Items from a dataset
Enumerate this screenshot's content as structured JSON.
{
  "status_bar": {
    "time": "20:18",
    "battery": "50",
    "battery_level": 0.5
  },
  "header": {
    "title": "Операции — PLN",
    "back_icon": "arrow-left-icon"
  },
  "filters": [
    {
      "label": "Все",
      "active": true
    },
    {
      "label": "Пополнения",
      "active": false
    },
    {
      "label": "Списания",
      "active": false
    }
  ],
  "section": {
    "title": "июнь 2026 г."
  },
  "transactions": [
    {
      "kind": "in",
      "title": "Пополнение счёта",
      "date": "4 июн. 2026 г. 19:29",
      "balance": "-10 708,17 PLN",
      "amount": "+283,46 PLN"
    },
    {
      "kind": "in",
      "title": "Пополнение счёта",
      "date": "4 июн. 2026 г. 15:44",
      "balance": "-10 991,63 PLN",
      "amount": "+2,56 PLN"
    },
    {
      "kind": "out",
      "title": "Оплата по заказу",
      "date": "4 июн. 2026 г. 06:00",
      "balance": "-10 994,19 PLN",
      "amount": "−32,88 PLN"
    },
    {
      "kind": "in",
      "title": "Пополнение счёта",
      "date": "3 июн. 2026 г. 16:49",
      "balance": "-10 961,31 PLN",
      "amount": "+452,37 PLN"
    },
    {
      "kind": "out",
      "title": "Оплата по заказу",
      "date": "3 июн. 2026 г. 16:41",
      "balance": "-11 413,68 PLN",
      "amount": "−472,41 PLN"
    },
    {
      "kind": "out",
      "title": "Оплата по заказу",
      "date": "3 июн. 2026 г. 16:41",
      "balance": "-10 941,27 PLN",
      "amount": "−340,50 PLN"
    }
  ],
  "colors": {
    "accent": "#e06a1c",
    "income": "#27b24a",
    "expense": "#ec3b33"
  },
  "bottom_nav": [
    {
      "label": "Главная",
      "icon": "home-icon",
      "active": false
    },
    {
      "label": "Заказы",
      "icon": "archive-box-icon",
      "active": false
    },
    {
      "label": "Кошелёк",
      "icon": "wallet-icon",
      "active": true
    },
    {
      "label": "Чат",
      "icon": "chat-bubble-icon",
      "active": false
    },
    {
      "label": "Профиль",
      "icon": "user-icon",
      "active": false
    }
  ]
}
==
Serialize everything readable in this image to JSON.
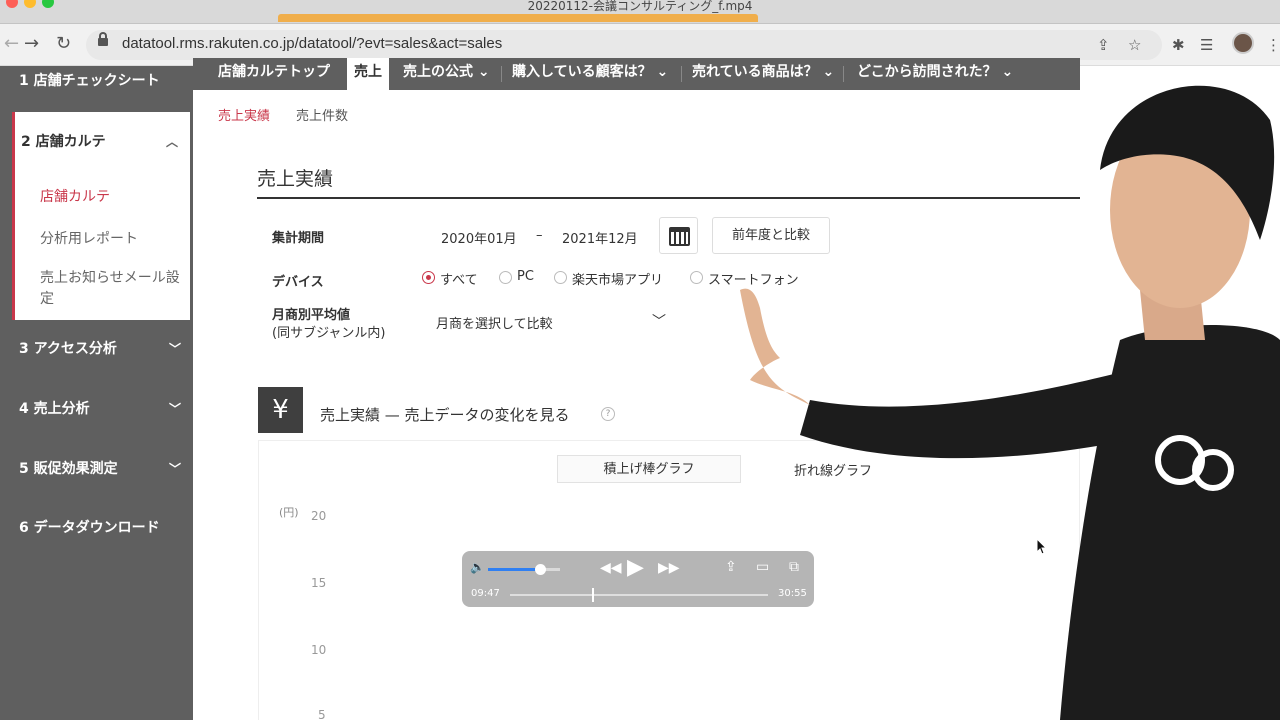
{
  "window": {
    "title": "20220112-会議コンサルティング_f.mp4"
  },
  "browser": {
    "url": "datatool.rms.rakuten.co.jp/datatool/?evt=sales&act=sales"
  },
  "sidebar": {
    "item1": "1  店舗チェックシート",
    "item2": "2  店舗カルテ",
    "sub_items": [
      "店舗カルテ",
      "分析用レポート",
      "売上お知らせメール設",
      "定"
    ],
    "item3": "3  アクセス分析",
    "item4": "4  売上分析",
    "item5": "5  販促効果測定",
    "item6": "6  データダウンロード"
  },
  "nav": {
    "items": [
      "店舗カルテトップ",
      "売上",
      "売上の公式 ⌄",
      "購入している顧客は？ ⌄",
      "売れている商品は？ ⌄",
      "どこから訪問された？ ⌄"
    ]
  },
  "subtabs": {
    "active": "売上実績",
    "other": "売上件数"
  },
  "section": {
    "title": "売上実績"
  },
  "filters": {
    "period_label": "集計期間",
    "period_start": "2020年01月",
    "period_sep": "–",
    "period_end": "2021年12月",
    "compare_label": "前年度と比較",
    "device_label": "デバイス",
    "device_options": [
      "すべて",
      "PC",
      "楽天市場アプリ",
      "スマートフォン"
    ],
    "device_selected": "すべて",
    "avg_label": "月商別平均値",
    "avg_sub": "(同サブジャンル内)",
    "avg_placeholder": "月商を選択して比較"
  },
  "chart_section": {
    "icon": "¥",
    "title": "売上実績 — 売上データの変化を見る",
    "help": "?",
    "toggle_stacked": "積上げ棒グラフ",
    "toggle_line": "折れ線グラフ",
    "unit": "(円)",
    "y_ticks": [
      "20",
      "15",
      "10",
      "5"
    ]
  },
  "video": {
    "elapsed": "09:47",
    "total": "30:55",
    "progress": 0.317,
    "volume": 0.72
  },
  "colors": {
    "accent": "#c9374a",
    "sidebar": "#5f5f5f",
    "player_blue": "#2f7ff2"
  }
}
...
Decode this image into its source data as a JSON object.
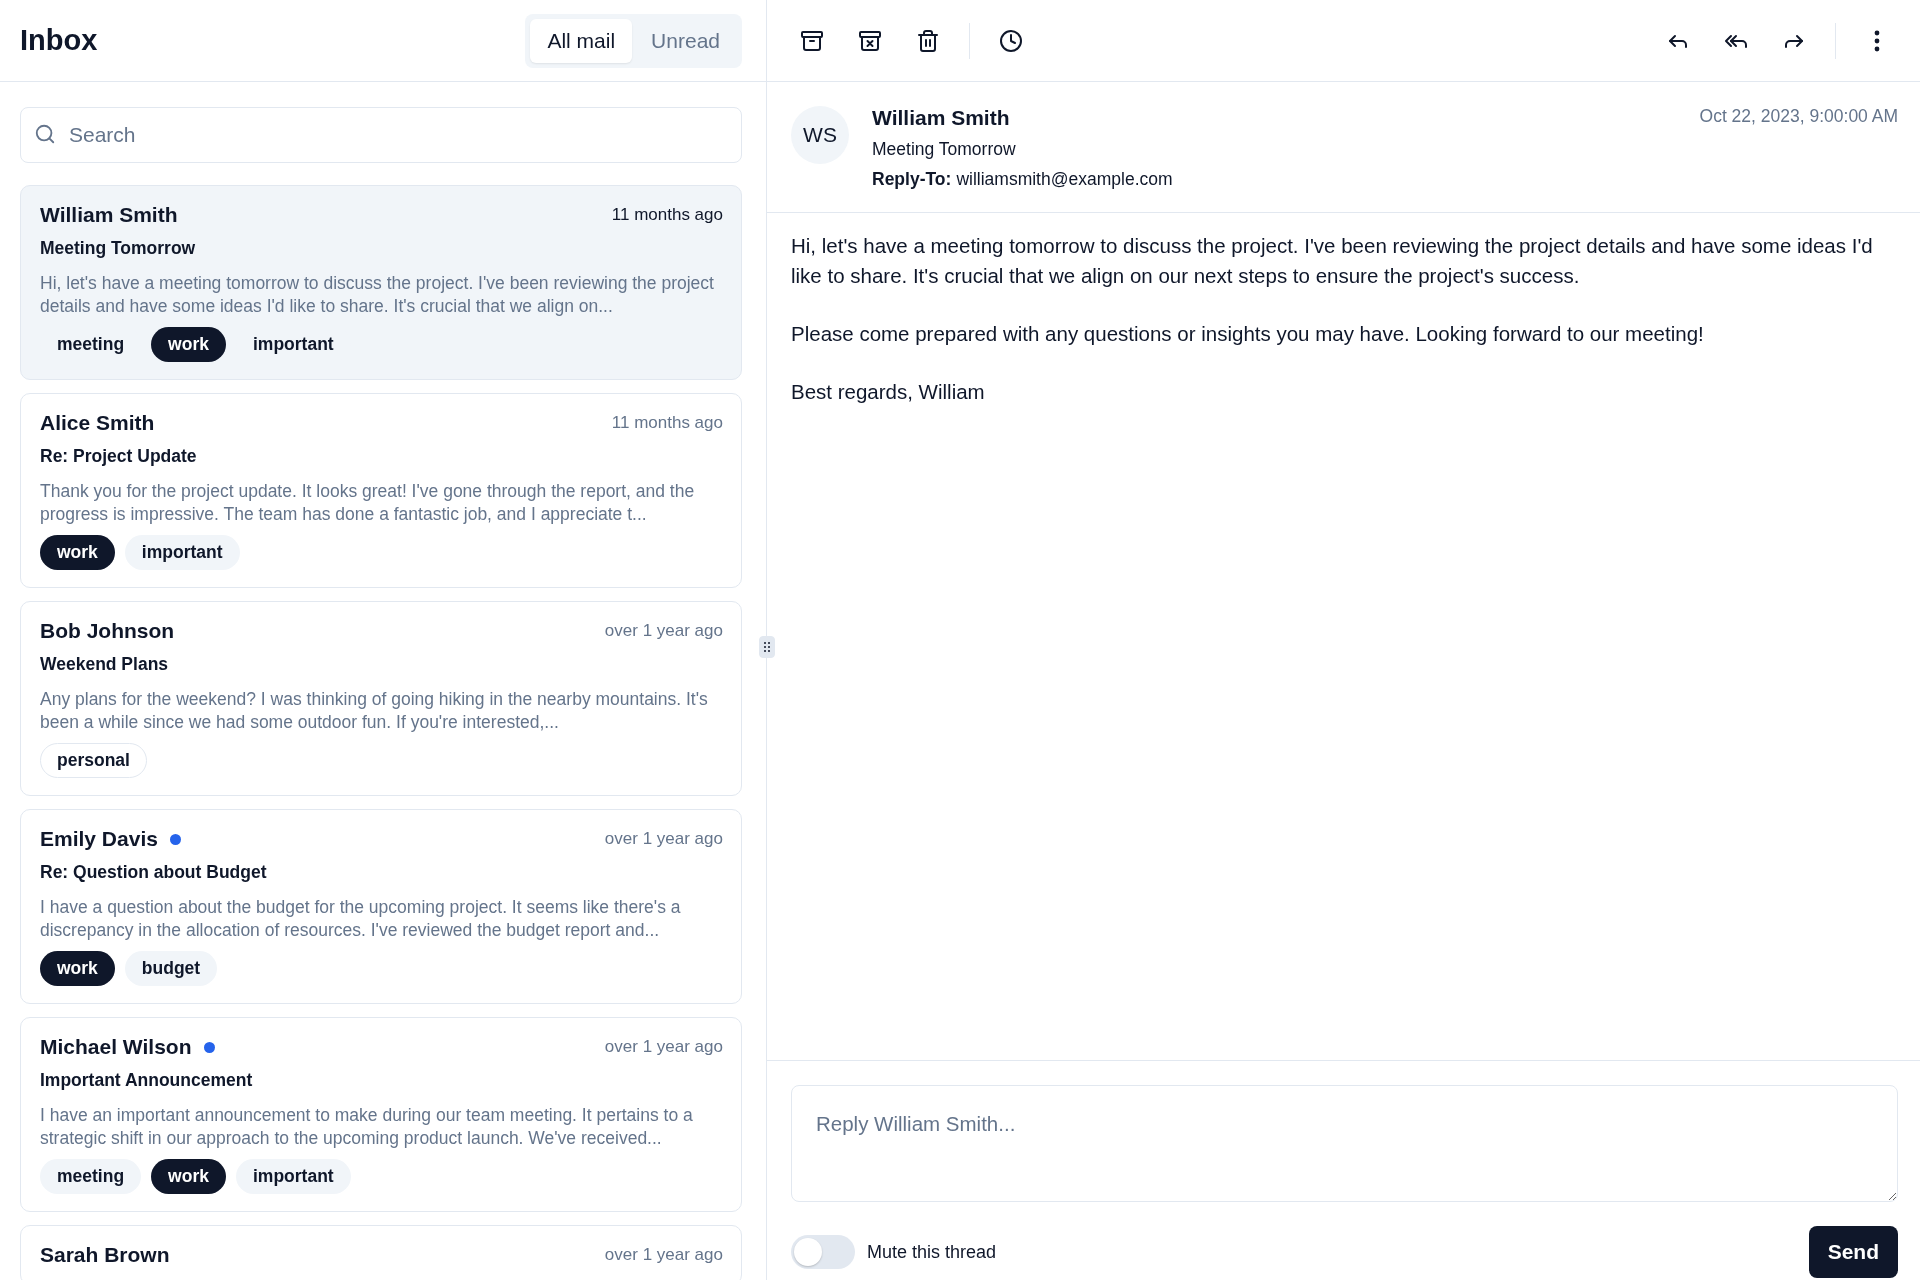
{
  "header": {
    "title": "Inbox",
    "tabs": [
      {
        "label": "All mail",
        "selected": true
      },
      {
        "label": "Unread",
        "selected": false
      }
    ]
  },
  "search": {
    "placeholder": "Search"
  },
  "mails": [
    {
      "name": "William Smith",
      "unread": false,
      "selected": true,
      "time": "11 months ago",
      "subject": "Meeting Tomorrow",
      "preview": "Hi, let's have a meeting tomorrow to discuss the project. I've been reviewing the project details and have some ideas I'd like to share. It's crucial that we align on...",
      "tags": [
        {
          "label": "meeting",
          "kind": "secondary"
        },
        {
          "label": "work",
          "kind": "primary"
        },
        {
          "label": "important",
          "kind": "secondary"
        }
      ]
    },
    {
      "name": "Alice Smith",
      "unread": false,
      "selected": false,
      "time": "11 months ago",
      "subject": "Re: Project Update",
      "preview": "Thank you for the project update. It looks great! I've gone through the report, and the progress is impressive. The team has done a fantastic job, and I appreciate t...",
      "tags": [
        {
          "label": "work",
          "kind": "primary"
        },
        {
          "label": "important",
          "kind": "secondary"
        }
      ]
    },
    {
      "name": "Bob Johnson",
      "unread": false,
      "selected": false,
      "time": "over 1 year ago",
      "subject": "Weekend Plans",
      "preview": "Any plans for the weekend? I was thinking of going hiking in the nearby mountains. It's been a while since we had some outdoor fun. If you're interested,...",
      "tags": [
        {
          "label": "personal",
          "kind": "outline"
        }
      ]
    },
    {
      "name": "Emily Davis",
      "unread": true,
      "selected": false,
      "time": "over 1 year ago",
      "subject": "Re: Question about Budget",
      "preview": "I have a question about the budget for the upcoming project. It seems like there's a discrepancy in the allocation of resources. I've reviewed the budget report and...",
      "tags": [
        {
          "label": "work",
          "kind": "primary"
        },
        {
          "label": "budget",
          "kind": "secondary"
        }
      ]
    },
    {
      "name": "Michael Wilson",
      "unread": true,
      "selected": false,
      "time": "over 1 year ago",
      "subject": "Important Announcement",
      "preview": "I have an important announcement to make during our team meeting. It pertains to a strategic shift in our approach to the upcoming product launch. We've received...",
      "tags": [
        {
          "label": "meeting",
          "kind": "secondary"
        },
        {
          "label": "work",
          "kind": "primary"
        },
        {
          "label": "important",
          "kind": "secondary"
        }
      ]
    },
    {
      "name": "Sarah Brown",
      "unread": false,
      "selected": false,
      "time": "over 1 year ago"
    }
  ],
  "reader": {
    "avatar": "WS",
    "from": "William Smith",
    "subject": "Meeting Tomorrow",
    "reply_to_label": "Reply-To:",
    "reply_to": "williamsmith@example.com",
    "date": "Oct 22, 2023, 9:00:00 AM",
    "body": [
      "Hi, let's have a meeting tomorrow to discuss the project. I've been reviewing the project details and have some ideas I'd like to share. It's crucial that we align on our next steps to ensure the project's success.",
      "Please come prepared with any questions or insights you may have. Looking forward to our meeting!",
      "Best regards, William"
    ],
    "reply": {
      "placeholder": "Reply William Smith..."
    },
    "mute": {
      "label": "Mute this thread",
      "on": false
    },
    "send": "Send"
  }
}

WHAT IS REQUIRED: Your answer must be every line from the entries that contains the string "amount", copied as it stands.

THE ANSWER:
      "amount": "+283,46 PLN"
      "amount": "+2,56 PLN"
      "amount": "−32,88 PLN"
      "amount": "+452,37 PLN"
      "amount": "−472,41 PLN"
      "amount": "−340,50 PLN"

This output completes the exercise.